Distracted driving is a national epidemic.
According to the Center for Disease Control and Prevention (CDC), distracted driving results in more than 9 deaths and 1,153 injuries every day in the United States. In 2011, 17 percent of all car accidents resulting in injuries involved distracted driving.
These staggering numbers are on the rise as more and more drivers are making the choice to drive while they are distracted. The CDC reports that there are three major types of distractions which result in dangerous and distracted driving.

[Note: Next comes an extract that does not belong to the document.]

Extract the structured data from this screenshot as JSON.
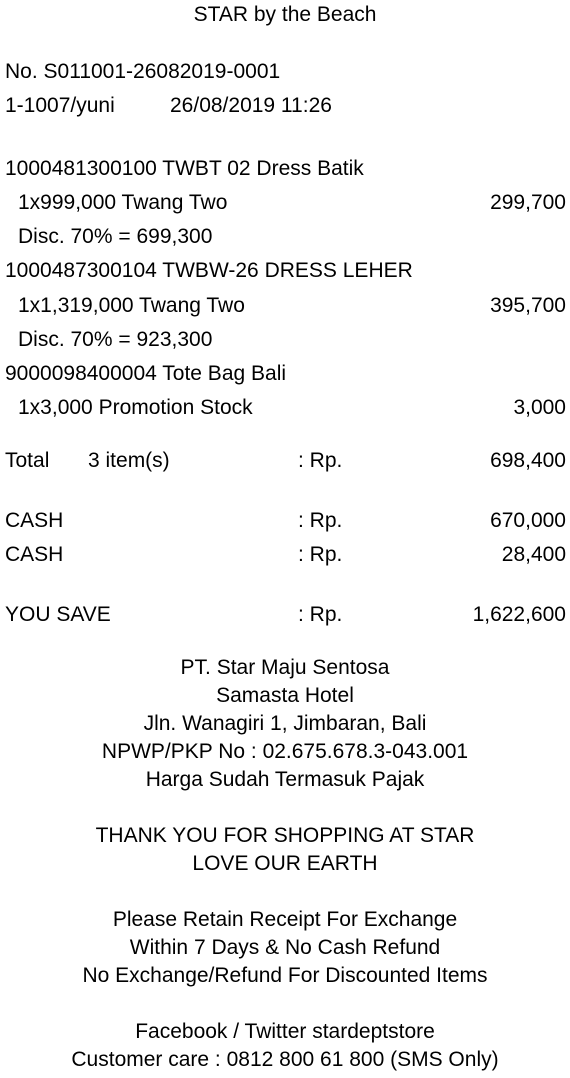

The first type is a visual distraction, or something that takes the driver’s eyes off the road. The second type is a manual distraction, or something that takes the driver’s hands off the wheel. Finally, the third type is a cognitive distraction, or something which takes the driver’s mind off of the driving task. In many cases all three of these distractions will occur at once. For instance if a driver is manually texting while driving, their hand will be off the wheel, their eyes will likely be shifting from the road to their phone and their mind will be primarily focusing on composing the text and not driving.

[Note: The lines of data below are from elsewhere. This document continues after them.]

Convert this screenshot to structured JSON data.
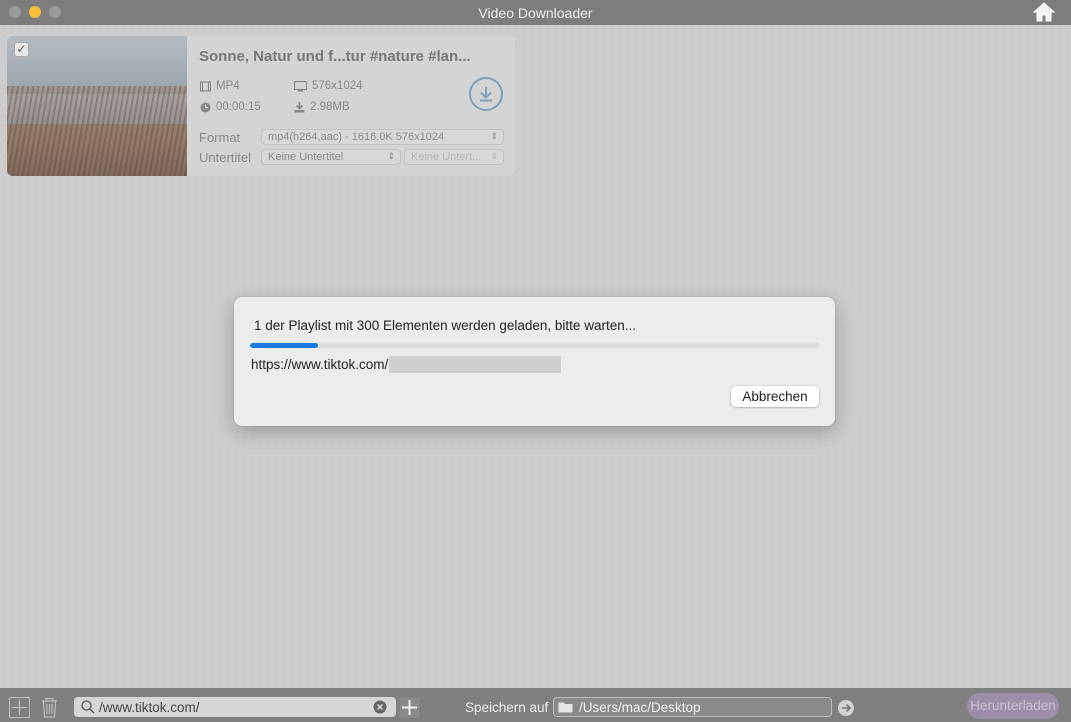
{
  "window": {
    "title": "Video Downloader"
  },
  "video": {
    "title": "Sonne, Natur und f...tur #nature #lan...",
    "format_type": "MP4",
    "resolution": "576x1024",
    "duration": "00:00:15",
    "size": "2.98MB",
    "format_label": "Format",
    "format_value": "mp4(h264,aac) - 1616.0K 576x1024",
    "subtitle_label": "Untertitel",
    "subtitle_value": "Keine Untertitel",
    "subtitle_second": "Keine Untert..."
  },
  "modal": {
    "message": "1 der Playlist mit 300 Elementen werden geladen, bitte warten...",
    "progress_percent": 12,
    "url_prefix": "https://www.tiktok.com/",
    "cancel_label": "Abbrechen"
  },
  "bottom": {
    "search_value": "/www.tiktok.com/",
    "save_label": "Speichern auf",
    "save_path": "/Users/mac/Desktop",
    "download_label": "Herunterladen"
  },
  "colors": {
    "accent": "#1b7ae0",
    "traffic_yellow": "#f6be3a"
  }
}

The California Highway Patrol (CHP) has echoed the findings of the CDC on distracted driving. The CHP recently took part in National Distracted Driving Awareness Month, which aims to raise awareness and education on the danger of distracted driving. As part of this education process, the CHP published a report that recognized distracted driving as the number cause of death for teens.
The CHP has also published more staggering statistics on distracted driving:
- Drivers are 23 times more likely to be in an accident if they text while driving
- It takes an average person 4.6 seconds to read or send a text – and the average accident occurs in less than 3 seconds
- 3 seconds of texting while driving at 65 MPH is equal to driving the length of a football field (100 yards)
The main focus of recent safety campaigns has been aimed at curbing texting while driving. However, a number of secondary activities can be distracting to drivers. This list includes: eating, putting on makeup, shaving, reaching for something in the back seat, reading, or performing any activity. The major focus on texting is due to the overall prevalence of this activity and because it is entirely preventable.
The National Safety Council is encouraging drivers to take the Focused Driver Challenge. The Challenge asks drivers to stop using their phones behind the wheel. Click here to take The Focused Driver Challenge Pledge.
If you or your loved one has been injured by a distracted driver, please contact the experienced San Diego personal injury attorneys at Martinez & Schill LLP. Our personal injury attorneys are experienced in determining causation in a particular car accident and may be able to offer insight into potentially culpable parties. We don’t get paid until we recover compensation on your behalf, so call today for a free consultation. San Diego 619-512-5995 or Riverside 951-200-4630.